Please filter the listing below and copy out the lines that hold "data".

*** Begin section ***

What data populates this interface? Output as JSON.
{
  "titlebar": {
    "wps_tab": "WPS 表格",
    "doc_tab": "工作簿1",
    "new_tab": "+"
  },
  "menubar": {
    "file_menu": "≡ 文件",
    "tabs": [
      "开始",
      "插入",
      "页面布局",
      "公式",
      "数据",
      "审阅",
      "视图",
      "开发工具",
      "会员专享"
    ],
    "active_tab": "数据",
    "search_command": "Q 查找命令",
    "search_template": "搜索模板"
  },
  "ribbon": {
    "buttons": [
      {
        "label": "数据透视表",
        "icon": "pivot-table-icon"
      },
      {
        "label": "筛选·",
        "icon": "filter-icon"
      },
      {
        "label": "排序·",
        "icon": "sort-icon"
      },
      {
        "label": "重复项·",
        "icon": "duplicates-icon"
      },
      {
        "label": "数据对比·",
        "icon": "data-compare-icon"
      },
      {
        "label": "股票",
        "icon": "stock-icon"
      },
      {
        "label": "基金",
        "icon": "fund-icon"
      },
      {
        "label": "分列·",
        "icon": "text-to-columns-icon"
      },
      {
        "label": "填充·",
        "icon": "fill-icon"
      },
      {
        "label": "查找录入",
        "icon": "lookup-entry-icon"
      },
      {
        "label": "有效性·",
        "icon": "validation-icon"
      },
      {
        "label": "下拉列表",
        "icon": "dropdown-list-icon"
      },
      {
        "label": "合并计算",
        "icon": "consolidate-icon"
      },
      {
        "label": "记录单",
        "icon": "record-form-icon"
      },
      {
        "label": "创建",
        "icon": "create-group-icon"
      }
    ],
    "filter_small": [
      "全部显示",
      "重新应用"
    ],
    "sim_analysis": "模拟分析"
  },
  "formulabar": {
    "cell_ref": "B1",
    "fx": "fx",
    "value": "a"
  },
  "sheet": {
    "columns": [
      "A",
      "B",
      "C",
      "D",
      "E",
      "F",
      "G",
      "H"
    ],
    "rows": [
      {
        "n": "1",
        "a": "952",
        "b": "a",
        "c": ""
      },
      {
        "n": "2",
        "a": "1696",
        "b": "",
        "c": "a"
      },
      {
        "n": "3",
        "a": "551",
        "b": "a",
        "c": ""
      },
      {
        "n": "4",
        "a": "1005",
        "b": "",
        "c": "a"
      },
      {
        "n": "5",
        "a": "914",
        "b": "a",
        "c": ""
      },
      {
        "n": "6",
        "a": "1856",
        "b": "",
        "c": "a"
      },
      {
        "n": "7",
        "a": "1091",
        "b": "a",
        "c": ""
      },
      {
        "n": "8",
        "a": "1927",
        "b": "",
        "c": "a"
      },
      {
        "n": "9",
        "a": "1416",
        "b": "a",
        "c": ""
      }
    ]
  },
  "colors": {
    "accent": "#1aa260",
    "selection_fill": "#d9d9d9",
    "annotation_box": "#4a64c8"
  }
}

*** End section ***

The answer:
What data populates this interface? Output as JSON.
        "icon": "data-compare-icon"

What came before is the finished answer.